The next easiest potential problem to remedy is “not using enough fruit”. In order to achieve the right amount of a specific fruit’s character, it pays to remember that some fruits are more assertive than others. For example, raspberries are more assertive than strawberries, cherries more assertive than blueberries, and citrus fruits are more assertive than melons. To that end, veteran beer educator Ray Daniels provides some helpful data in his book Designing Great Beers that can be used as a general baseline when adding a certain type of fruit to your brew. 1 I definitely recommend Daniels’ book as a reference for brewing most beer styles out there, but in the meantime, the general “fruit-to-beer ratios” are:
Cherry: 2.00 lb./gal.
Strawberry: 1.80 lb./gal.
Mango: 1.60 lb./gal.
Raspberry: 1.32 lb./gal.
Blackberry: 1.00 lb./gal.
Maraschino Cherries: 1.00 lb./gal.
Passion Fruit: 0.80 lb./gal.
Depending on the style of base beer you’re brewing, you may need to increase these ratios in order to properly showcase the fruit that you want to shine through. By the way, all of the numbers above came from 2nd Round Beers from past NHC entries. I should mention, however, that with the exception of the Raspberry figure above, the rest of these ratios were averages that came from only 1 to 2 examples. Raspberry was the most common fruit used, with seven 2nd Round entries, but still, at best we’re only talking about a sample size of 7 beers. In other words, it’s not as if hundreds of great fruit beers were sampled and you’re getting a set of well-established, tried and true standard numbers. The take away? Use these figures as a general reference point, and experiment.
Then, of course, you have to ask yourself if you’re allowing enough time for the beer to be in contact with the fruit in order to pick up enough of that fruit’s character. One to two weeks is pretty standard, though I know of brewers who let the beer sit on the fruit for four to six weeks. You will eventually reach a point of diminishing returns, so six weeks is probably the max I’d go, but, again, experiment.

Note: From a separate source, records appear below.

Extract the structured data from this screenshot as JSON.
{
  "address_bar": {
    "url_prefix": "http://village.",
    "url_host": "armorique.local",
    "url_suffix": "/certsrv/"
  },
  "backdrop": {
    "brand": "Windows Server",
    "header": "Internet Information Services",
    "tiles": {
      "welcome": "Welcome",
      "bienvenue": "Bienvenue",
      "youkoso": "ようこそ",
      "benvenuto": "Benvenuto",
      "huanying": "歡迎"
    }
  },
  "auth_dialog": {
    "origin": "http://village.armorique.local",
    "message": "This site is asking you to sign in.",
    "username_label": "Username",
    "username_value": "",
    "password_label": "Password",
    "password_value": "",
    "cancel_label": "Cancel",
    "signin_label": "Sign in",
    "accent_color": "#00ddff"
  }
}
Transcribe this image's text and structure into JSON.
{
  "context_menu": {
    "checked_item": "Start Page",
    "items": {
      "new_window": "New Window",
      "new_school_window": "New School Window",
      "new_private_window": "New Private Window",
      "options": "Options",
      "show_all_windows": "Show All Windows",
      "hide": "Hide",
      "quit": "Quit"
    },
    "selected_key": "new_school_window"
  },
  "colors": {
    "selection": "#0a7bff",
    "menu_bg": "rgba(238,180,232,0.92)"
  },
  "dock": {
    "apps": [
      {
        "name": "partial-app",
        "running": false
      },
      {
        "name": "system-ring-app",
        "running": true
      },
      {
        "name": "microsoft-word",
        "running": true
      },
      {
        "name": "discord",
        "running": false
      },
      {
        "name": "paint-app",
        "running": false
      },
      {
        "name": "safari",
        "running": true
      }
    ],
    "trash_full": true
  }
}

But simply adding the right amount of fruit to your beer won’t be enough to ensure a successful fruit beer. From my experience, producing a great fruit beer all comes down to the most important five letter word in brewing: yeast.